NEWPORT BEACH – I don’t know about you, but whenever I am in an airplane experiencing turbulence, I draw comfort from the belief that the pilots sitting behind the cockpit’s closed door know what to do. I would feel very differently if, through an open door, I observed pilots who were frustrated at the poor responsiveness of the plane’s controls, arguing about their next step, and getting no help whatsoever from the operator’s manuals.
So it is unsettling that policymakers in many Western economies today resemble the second group of pilots. This perception reflects not only the contradictory pronouncements and behavior of policymakers, but also the extent to which economic outcomes have consistently fallen short of their expectations.
This perception is evident in Europe, the United States, and Japan, where indicators of economic sentiment are deteriorating again, already-weak recoveries are stalling, and over-stretched balance sheets are becoming even more precarious. Understandably, companies and households are becoming even more cautious – inevitably making a difficult job for policymakers that much harder.
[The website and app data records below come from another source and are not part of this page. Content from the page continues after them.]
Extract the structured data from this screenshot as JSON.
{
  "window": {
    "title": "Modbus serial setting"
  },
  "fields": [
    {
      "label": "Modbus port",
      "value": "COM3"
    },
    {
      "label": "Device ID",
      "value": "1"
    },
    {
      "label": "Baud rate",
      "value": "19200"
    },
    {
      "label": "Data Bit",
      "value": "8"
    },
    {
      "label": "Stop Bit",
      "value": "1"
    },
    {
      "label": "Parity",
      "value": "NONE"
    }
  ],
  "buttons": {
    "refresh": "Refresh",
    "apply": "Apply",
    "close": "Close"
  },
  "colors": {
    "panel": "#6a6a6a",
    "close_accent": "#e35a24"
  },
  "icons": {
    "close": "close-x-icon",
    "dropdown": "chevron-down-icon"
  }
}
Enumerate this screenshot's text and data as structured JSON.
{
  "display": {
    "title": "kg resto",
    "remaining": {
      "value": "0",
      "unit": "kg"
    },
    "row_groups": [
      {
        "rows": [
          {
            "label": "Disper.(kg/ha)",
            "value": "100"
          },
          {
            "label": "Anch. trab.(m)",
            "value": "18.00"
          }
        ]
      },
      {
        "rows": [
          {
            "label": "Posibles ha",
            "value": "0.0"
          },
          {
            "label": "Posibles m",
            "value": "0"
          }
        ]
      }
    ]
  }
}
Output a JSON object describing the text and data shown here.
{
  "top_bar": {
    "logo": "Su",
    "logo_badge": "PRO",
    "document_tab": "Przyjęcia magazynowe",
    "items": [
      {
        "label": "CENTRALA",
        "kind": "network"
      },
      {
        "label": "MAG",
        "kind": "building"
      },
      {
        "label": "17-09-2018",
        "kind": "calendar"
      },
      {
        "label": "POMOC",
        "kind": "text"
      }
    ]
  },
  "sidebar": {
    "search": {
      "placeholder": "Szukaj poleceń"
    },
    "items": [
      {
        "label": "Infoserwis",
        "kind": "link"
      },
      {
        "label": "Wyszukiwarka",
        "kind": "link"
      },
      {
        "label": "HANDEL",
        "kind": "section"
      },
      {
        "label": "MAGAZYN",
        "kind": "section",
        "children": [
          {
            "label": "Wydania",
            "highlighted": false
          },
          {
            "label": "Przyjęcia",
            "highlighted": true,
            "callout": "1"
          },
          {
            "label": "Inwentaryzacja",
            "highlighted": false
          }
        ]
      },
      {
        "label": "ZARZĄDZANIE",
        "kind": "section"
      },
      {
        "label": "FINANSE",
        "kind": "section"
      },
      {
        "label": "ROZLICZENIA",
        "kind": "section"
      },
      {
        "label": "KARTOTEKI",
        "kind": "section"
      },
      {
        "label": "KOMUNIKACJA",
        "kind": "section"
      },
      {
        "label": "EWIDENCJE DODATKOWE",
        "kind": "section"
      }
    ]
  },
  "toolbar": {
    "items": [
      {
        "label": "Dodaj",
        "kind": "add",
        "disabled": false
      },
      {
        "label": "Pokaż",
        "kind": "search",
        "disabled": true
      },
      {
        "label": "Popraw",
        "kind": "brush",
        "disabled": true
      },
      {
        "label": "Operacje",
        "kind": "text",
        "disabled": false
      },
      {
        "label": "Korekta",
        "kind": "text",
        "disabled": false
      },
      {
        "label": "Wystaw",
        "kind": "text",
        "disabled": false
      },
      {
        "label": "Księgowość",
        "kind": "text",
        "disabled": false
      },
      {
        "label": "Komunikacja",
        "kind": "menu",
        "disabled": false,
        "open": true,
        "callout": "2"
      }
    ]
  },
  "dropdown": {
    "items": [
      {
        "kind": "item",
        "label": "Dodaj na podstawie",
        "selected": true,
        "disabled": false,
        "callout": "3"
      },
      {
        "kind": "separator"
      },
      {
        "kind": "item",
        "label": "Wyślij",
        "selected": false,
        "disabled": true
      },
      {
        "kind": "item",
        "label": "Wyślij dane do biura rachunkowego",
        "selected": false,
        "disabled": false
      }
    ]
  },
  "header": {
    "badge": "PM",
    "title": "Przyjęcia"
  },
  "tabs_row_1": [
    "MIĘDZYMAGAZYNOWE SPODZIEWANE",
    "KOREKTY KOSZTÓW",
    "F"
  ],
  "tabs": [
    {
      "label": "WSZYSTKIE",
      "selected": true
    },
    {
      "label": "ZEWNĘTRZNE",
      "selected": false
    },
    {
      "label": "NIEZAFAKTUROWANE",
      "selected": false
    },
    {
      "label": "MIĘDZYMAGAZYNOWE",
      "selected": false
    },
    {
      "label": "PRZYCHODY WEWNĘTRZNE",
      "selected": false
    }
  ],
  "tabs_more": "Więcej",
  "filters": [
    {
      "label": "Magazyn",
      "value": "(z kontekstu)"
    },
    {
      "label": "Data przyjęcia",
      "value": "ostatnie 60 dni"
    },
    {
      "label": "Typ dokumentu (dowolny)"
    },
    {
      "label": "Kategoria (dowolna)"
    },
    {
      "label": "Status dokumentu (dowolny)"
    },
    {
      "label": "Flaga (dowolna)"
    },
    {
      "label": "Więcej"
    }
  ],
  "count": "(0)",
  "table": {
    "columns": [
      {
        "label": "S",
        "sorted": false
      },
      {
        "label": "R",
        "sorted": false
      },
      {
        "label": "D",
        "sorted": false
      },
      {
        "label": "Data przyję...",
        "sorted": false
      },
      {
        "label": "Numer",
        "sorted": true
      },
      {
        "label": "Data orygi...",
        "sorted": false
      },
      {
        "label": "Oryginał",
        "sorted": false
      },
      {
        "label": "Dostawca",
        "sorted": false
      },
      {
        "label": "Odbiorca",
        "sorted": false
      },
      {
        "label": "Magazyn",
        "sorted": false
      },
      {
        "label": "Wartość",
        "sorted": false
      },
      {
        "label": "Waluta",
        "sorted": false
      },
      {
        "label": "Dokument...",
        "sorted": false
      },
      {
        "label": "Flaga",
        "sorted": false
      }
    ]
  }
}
In Europe, policymakers have failed to counter an expanding sovereign-debt crisis in the eurozone’s periphery, despite many summits and programs, multiple expensive bailouts, and the imposition of painful economic sacrifices on societies. Like an airplane piloted in confusion, the European economy has not behaved according to the instructions. As Greek Prime Minister George Papandreou put it last week in his powerful letter to the head of the Eurogroup, Luxembourg’s Prime Minister Jean-Claude Juncker, “The markets and rating agencies have not responded as we had all expected.”